• YOUR GOAL: Across the entries below, the lines containing "Exercice" should be counted and only their number returned.

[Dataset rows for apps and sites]
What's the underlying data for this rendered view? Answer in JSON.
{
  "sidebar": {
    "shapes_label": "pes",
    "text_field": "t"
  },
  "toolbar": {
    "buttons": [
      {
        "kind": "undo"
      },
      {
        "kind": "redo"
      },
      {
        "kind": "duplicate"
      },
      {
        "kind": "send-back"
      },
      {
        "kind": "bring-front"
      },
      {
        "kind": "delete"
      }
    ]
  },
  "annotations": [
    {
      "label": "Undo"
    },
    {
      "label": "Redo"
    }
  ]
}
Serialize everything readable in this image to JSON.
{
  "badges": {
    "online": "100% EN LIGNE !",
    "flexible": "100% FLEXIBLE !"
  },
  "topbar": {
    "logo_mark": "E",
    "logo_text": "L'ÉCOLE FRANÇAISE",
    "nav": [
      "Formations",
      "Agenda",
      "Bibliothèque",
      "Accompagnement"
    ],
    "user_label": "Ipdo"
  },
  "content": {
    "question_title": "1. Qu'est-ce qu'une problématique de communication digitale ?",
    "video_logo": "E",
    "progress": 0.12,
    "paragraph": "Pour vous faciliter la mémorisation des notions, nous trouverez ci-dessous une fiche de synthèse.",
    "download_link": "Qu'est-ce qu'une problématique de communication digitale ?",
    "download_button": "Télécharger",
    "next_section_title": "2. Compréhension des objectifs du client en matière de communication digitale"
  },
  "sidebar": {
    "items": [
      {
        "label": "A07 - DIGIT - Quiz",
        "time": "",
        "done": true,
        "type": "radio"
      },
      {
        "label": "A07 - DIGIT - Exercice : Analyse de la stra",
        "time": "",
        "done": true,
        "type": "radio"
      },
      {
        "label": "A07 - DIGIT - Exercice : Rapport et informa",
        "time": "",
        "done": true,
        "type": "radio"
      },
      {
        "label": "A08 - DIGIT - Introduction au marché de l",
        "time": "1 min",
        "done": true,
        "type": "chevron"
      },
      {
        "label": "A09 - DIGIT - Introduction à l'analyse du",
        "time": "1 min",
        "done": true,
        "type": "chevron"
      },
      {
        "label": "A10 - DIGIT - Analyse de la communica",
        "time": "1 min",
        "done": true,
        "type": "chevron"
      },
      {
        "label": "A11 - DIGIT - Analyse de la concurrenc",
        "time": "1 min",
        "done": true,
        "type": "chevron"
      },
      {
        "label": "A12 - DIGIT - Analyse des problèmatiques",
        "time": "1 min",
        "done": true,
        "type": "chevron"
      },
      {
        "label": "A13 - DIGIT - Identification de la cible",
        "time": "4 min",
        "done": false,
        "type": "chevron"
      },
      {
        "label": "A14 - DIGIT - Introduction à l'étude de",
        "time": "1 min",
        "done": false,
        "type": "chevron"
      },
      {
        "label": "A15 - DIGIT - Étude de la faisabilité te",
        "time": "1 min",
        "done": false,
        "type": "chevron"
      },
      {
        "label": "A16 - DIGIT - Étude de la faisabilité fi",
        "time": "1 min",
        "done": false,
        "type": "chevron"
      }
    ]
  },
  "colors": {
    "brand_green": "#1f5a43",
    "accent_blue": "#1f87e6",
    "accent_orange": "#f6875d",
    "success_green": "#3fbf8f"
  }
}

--

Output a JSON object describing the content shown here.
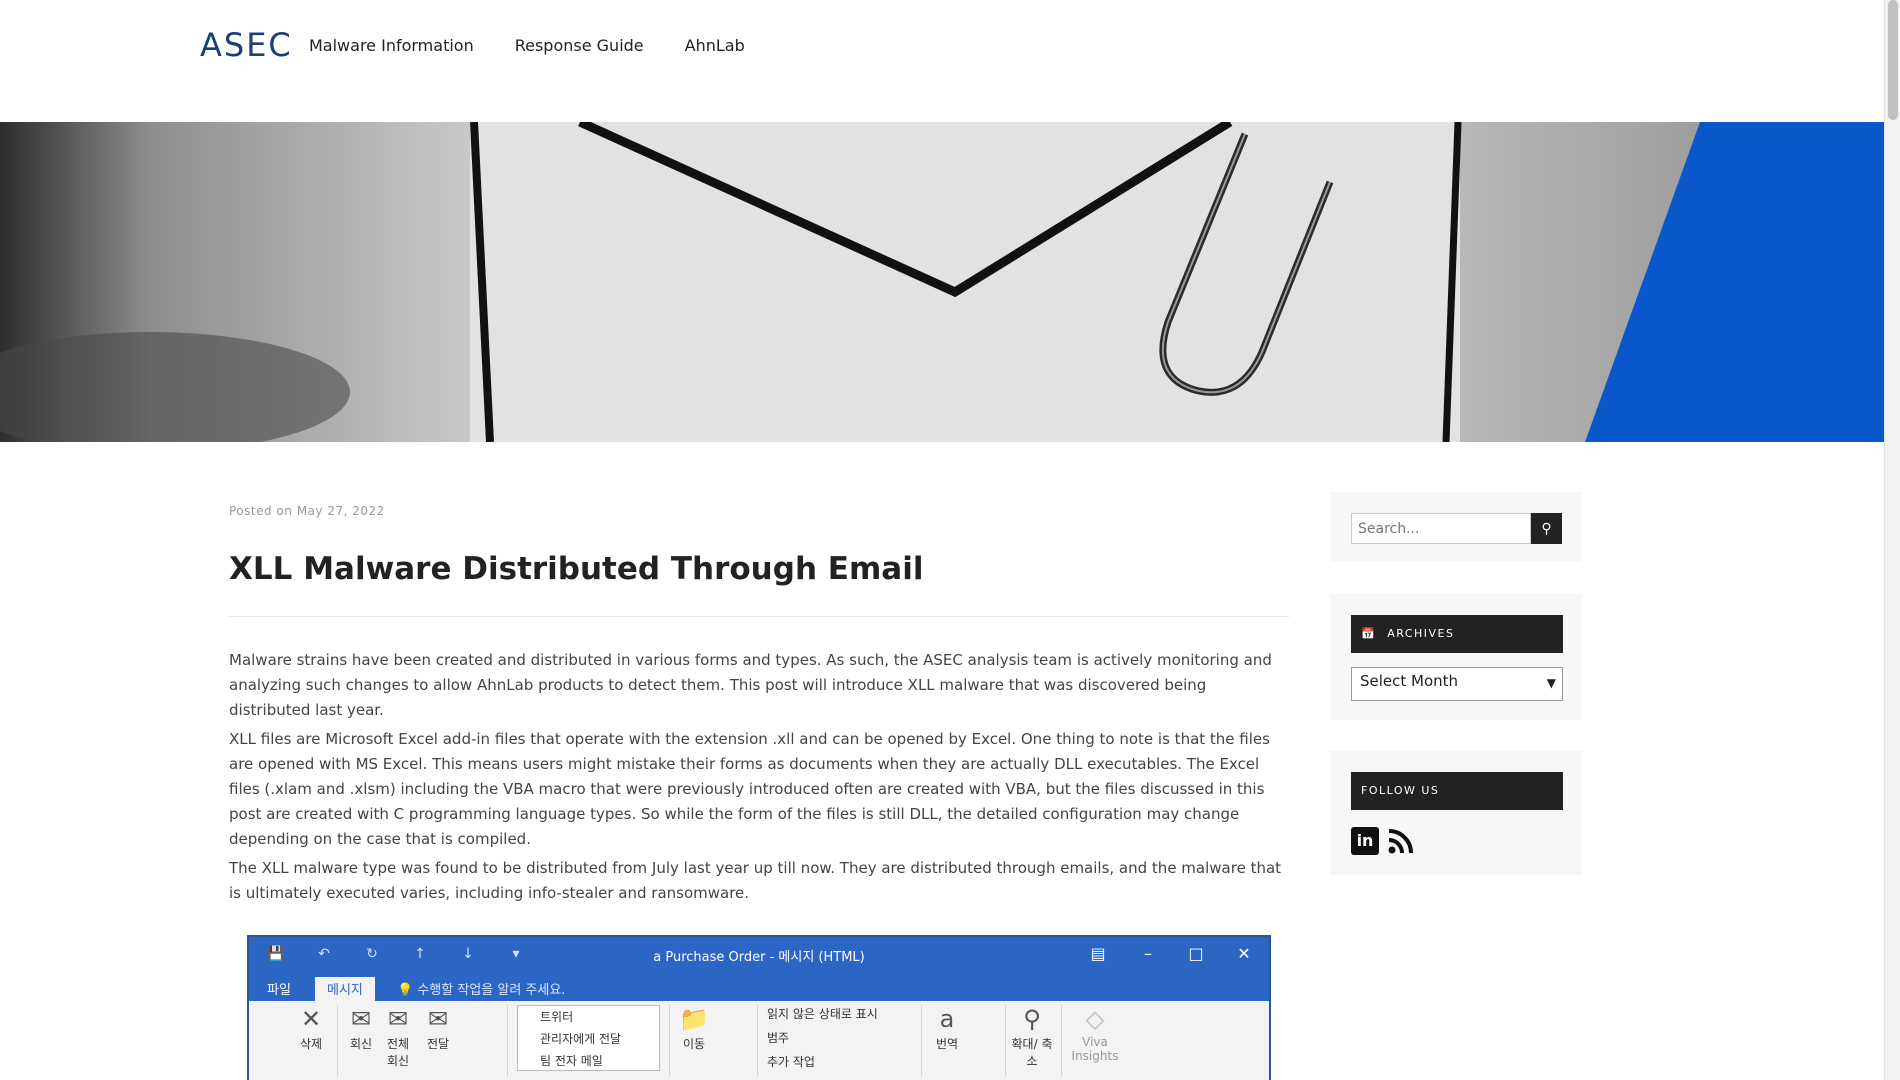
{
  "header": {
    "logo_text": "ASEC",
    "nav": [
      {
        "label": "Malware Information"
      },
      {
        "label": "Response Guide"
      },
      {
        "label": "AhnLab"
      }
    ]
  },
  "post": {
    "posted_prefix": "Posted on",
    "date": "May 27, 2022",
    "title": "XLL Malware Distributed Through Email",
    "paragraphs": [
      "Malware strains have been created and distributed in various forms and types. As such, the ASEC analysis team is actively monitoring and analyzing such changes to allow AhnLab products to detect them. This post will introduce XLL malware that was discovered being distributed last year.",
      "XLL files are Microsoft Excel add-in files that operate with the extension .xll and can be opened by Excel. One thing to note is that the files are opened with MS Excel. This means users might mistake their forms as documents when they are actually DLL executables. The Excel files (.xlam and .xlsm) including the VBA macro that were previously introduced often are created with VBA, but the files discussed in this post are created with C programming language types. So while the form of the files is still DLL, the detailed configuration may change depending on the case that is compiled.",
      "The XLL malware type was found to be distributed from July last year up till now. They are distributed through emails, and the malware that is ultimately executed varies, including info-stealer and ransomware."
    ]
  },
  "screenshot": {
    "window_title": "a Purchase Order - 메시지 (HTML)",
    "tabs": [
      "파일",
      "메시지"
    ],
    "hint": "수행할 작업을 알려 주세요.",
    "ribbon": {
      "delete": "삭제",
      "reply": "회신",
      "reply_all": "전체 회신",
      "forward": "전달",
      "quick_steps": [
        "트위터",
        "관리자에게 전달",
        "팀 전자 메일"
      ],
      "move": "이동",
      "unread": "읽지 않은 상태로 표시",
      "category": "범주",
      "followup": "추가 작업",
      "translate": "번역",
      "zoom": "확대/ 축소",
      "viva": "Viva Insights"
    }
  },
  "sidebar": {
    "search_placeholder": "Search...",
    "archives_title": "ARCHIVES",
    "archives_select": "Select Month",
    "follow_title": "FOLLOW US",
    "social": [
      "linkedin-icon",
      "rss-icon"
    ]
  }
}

• SOLUTION FOR THIS EXERCISE: 2